The Other McCain

"One should either write ruthlessly what one believes to be the truth, or else shut up." — Arthur Koestler

Yellen’s Banking House of Cards

Posted on | March 16, 2023 | Comments Off on Yellen’s Banking House of Cards

Far be it from me to claim to be an expert in financial institutions. My knowledge of banking is no greater than the average SVB board member, which is to say I know nearly nothing about the subject.

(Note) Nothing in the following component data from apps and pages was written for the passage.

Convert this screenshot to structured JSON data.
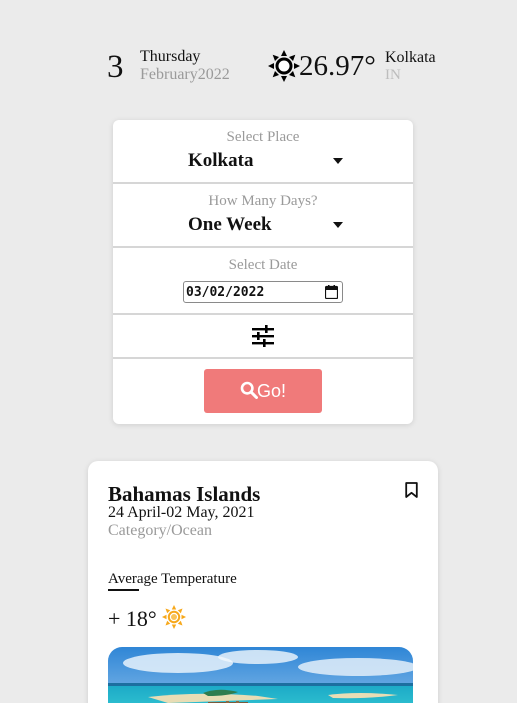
{
  "header": {
    "day": "3",
    "weekday": "Thursday",
    "month_year": "February2022",
    "temperature": "26.97°",
    "weather_icon": "sun-icon",
    "city": "Kolkata",
    "country": "IN"
  },
  "search": {
    "place_label": "Select Place",
    "place_value": "Kolkata",
    "days_label": "How Many Days?",
    "days_value": "One Week",
    "date_label": "Select Date",
    "date_value": "03/02/2022",
    "filter_icon": "sliders-icon",
    "go_label": "Go!",
    "go_color": "#f07a7a"
  },
  "destination": {
    "title": "Bahamas Islands",
    "dates": "24 April-02 May, 2021",
    "category": "Category/Ocean",
    "avg_label": "Average Temperature",
    "avg_temp": "+ 18°",
    "temp_icon": "sun-icon",
    "sun_color": "#f7a81b"
  }
}
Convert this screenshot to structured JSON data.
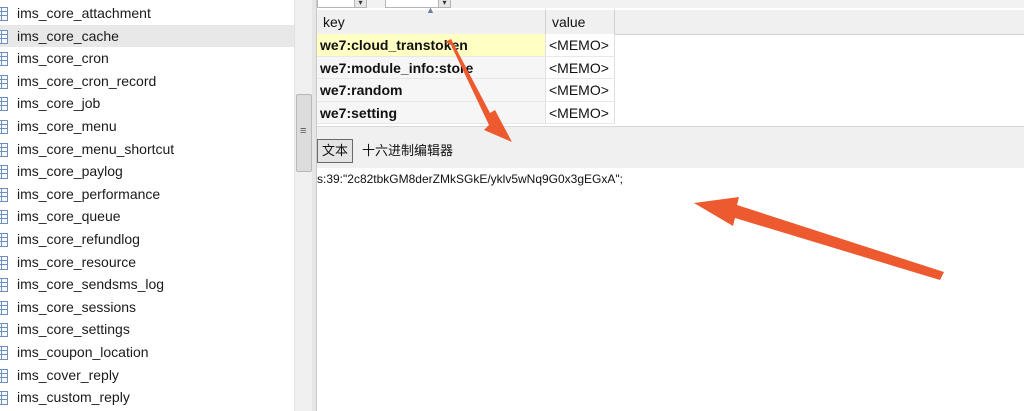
{
  "sidebar": {
    "tables": [
      {
        "label": "ims_core_attachment",
        "selected": false
      },
      {
        "label": "ims_core_cache",
        "selected": true
      },
      {
        "label": "ims_core_cron",
        "selected": false
      },
      {
        "label": "ims_core_cron_record",
        "selected": false
      },
      {
        "label": "ims_core_job",
        "selected": false
      },
      {
        "label": "ims_core_menu",
        "selected": false
      },
      {
        "label": "ims_core_menu_shortcut",
        "selected": false
      },
      {
        "label": "ims_core_paylog",
        "selected": false
      },
      {
        "label": "ims_core_performance",
        "selected": false
      },
      {
        "label": "ims_core_queue",
        "selected": false
      },
      {
        "label": "ims_core_refundlog",
        "selected": false
      },
      {
        "label": "ims_core_resource",
        "selected": false
      },
      {
        "label": "ims_core_sendsms_log",
        "selected": false
      },
      {
        "label": "ims_core_sessions",
        "selected": false
      },
      {
        "label": "ims_core_settings",
        "selected": false
      },
      {
        "label": "ims_coupon_location",
        "selected": false
      },
      {
        "label": "ims_cover_reply",
        "selected": false
      },
      {
        "label": "ims_custom_reply",
        "selected": false
      }
    ]
  },
  "scrollbar": {
    "grip": "≡"
  },
  "grid": {
    "columns": {
      "key": "key",
      "value": "value"
    },
    "sort_indicator": "▲",
    "rows": [
      {
        "key": "we7:cloud_transtoken",
        "value": "<MEMO>",
        "current": true
      },
      {
        "key": "we7:module_info:store",
        "value": "<MEMO>",
        "current": false
      },
      {
        "key": "we7:random",
        "value": "<MEMO>",
        "current": false
      },
      {
        "key": "we7:setting",
        "value": "<MEMO>",
        "current": false
      }
    ]
  },
  "editor": {
    "tab_text": "文本",
    "tab_hex": "十六进制编辑器",
    "content": "s:39:\"2c82tbkGM8derZMkSGkE/yklv5wNq9G0x3gEGxA\";"
  },
  "colors": {
    "arrow": "#ee5a2f",
    "selected_row": "#ffffc4",
    "selected_sidebar": "#e8e8e8"
  }
}
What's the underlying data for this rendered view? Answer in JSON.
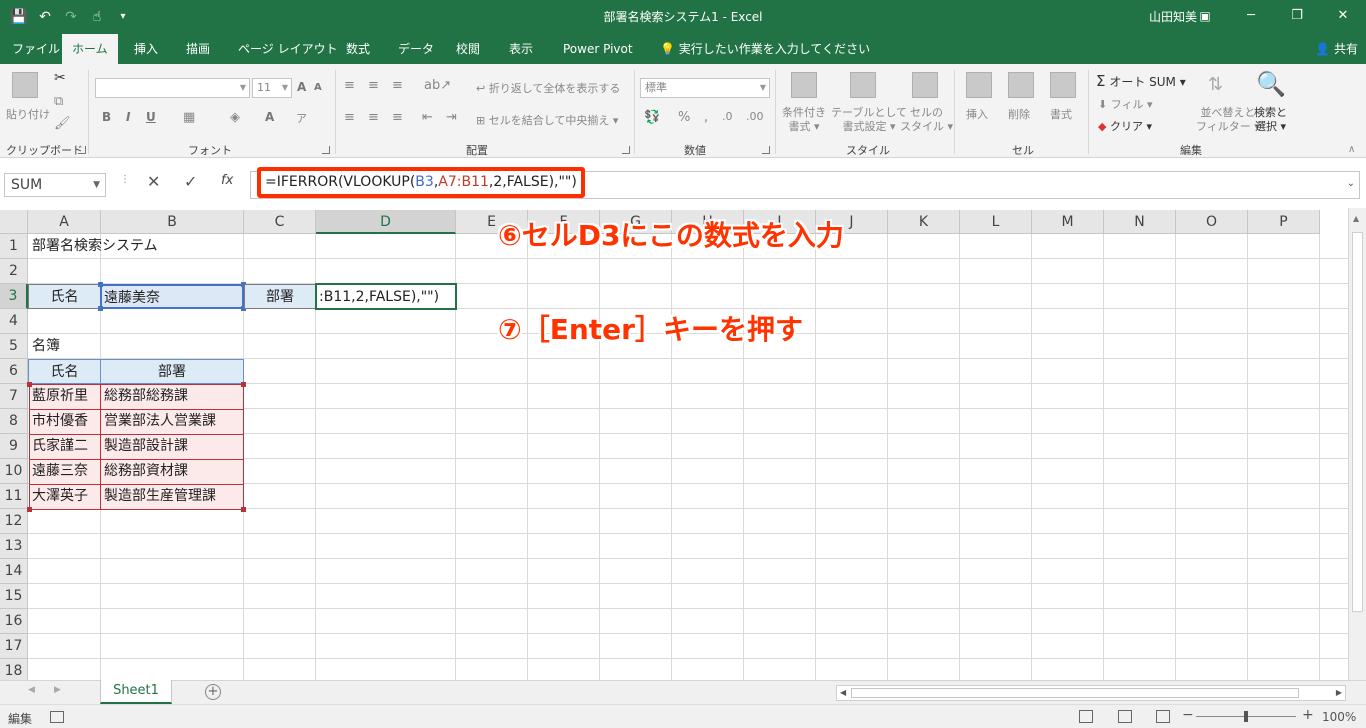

But judging from headlines in recent days, I have the distinct impression that Treasury Secretary Janet Yellen is basically shuffling around piles of money from one troubled bank to another in a desperate attempt to stave off a complete collapse of the international financial system.

Did I mention U.S. banks are bailing out the Chicoms?

Treasury Secretary Janet Yellen admitted during a Thursday Congressional hearing that Chinese Communist Party-linked businesses that had deposits in Silicon Valley Bank (SVB) will be made whole by the American banking system.
Senator James Lankford (R., Okla.) pressed Yellen on the matter during a Senate Finance Committee hearing held days after Silicon Valley Bank collapsed.
“It has been reported publicly that SVB had a large number of Chinese investors that are there including some companies that were directly connected to the Chinese Communist Party,” Senator Lankford (R., Okla.) asked Yellen during Thursday afternoon’s hearing. “So what I’m asking is: will my banks in Oklahoma pay a special assessment to be able to make Chinese investors whole in Silicon Valley Bank?”
Secretary Yellen confirmed that they would.

(Hat-tip: Ed Driscoll at Instapundit.) Meanwhile, in Switzerland:

Credit Suisse shares surged Thursday after the Swiss central bank agreed to loan the bank up to 50 billion francs ($54 billion) to bolster confidence in the country’s second-biggest lender following the collapse of two U.S. banks.
Credit Suisse announced the agreement before the Swiss stock market opened, sending shares up as much as 33% before they settled around a 17% gain, to 2 francs ($2.15), in late afternoon trading. That was a massive turnaround from a day earlier, when news that the bank’s biggest shareholder would not inject more money into Credit Suisse sent its shares tumbling 30%. The plunge in price dragged down other European banks and deepened concerns about the international financial system.

Prior to the intervention, there was an incipient panic emerging over Credit Suisse, and such financial brush fires keep popping up:

First Republic Bank, facing a crisis of confidence from investors and customers, is set to receive a $30 billion lifeline from a group of America’s largest banks.
“This show of support by a group of large banks is most welcome, and demonstrates the resilience of the banking system,” the Treasury Department said in a statement Thursday.
The major banks include JPMorgan Chase, Bank of America, Wells Fargo, Citigroup and Truist.
The $30 billion infusion will give the struggling San Francisco lender much-needed cash to meet customer withdrawals and buttress confidence in the US banking system during a tumultuous moment for lenders. . . .
Treasury Secretary Janet Yellen on Thursday met privately in Washington with JPMorgan CEO Jamie Dimon before 11 banks agreed to deposit $30 billion in First Republic Bank to stabilize the teetering lender, according to two people familiar with the matter.

So far, then, the system continues to function, but how much longer can this “crisis of confidence” situation continue, with one bank after another getting wobbly and crying out for Janet Yellen’s intervention?

Nothing to worry about, Secretary Yellen tells Congress:

Yellen touted the federal government’s “decisive and forceful” actions to shore up the banking sector while testifying before members of the Senate Finance Committee.
“I can reassure the members of the Committee that our banking system remains sound, and that Americans can feel confident that their deposits will be there when they need them,” Yellen said.
“This week’s actions demonstrate our resolute commitment to ensure that depositors’ savings remain safe,” she added.

Just like Joe Biden, repeatedly claiming that everything’s just hunky-dory thanks to his economic agenda, Yellen appears to believe that the banking crisis is basically a public-relations issue. As long as she can continue to convince everybody that there’s no underlying problem with the system, the crisis will be averted: “Americans can feel confident,” she says, as if feelings were the only thing that mattered, and never mind whether your bank has enough assets to meet its obligations.

Can she get away with this? Will her three-card monte game just keep rolling indefinitely? Chip Dillard could not be reached for comment.




Comments are closed.